This does seem to be a rather long winded way of saying indians does it not???


Post - Top - Home - Printer Friendly - Translate

Subject: RE: BS: The Indigenous Peoples Outlook
From: GUEST,mg
Date: 24 Apr 11 - 05:18 PM

Probably not in Australia, Hawaii, Greenland...mg


Post - Top - Home - Printer Friendly - Translate

Subject: RE: BS: The Indigenous Peoples Outlook
From: Q (Frank Staplin)
Date: 24 Apr 11 - 05:48 PM

ollaimh is correct is stating that not until 1970 were Canada's aboriginal people able to pursue aboriginal rights in the Supreme Court of Canada. In British Columbia, the BC treaty process by means aboriginal rights could be pursued did not exist until 1993.
In British Columbia, 49 sets of negotiations are underway in the courts.
The sad affair of child abuse in government and religious native schools hopefully is over.

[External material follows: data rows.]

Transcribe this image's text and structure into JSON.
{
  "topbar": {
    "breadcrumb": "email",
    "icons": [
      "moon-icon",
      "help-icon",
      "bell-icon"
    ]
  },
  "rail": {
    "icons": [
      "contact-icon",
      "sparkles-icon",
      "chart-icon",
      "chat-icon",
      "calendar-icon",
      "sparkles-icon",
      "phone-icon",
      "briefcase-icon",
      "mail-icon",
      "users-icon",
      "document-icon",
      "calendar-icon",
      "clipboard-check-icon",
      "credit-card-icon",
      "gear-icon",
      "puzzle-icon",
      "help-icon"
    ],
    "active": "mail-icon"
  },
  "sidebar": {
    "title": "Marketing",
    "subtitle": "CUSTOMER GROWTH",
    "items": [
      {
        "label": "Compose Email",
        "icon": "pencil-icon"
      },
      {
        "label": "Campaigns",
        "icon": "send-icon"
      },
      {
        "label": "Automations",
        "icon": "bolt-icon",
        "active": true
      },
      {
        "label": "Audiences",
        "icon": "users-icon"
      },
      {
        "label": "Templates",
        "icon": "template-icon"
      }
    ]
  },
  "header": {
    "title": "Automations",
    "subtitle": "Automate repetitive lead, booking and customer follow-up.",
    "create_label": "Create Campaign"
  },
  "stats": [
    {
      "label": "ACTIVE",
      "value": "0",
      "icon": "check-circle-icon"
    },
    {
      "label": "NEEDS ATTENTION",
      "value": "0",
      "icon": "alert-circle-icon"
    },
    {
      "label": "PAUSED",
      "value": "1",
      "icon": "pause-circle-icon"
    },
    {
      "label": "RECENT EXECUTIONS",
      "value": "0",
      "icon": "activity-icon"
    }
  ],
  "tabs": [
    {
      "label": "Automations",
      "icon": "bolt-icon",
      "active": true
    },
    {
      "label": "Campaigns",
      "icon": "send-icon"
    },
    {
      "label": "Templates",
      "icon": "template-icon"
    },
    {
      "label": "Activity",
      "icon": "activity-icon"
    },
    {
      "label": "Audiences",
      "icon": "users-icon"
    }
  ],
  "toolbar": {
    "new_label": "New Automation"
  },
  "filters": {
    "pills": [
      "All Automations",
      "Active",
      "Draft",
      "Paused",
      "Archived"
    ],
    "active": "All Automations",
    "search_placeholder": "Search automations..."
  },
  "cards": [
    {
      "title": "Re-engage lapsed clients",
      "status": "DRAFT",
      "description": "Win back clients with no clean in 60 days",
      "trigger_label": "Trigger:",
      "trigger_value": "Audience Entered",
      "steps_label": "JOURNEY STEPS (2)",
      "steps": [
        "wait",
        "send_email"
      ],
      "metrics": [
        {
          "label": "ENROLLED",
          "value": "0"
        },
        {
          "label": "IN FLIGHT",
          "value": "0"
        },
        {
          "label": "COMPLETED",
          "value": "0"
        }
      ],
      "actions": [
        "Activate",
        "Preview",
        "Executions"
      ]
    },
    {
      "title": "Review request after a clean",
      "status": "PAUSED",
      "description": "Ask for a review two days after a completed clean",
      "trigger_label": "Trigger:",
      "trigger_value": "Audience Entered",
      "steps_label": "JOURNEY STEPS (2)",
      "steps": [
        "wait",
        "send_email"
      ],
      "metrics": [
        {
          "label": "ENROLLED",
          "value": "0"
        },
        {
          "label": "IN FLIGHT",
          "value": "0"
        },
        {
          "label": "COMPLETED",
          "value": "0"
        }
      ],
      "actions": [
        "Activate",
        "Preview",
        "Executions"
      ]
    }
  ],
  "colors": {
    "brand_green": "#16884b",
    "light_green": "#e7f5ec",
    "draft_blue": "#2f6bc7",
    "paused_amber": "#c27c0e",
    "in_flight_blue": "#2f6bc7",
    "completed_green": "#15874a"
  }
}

As ollaih and Et T. posted, many aboriginal settlements lack basic amenities; near Calgary and some other cities, they are able to get money through sand and gravel, casino, and other operations, but others, like the Cree, are unable to mount legal actions in Alberta courts to protect their lands.
Near the oil sands operation in Alberta and Saskatchewan, they face contamination of the rivers and lakes and loss of land to the expanding operations, without compensation.
The oil sands cover an area the size of Florida. Leases are granted without consultation with or compensation to aborigilal peoples living on the land. The Athabaska, River formerly a source of fish, potable water, and animal habitat over a large area, is degraded by toxins and use of water to extract the bitumen.
http:..dirtyoilsands.org/files/TEN_CITSC_TarSands_Info_Sheet.pdf
(and other papers on the net).

The Canadian oil sands (primarily, other smaller Canadian contributors) furnish twice as much oil imported by the U. S. as Saudi Arabia and Mexico combined, the next two largest sources. [Jan. 2011 figures, Canada 2.826 million bbls, Saudi Arabia 1.102 million bbls and Mexico 1.366 million bbls (U. S. government figures, www.eia.doe.gov).

Yet the aboriginal peoples get nothing for the land that has been taken from them and loss of its use.


Post - Top - Home - Printer Friendly - Translate
 


You must be a member to post in non-music threads. Join here.


You must be a member to post in non-music threads. Join here.



Mudcat time: 27 September 9:47 PM EDT

[ Home ]

All original material is copyright © 1998 by the Mudcat Café Music Foundation, Inc. All photos, music, images, etc. are copyright © by their rightful owners. Every effort is taken to attribute appropriate copyright to images, content, music, etc. We are not a copyright resource.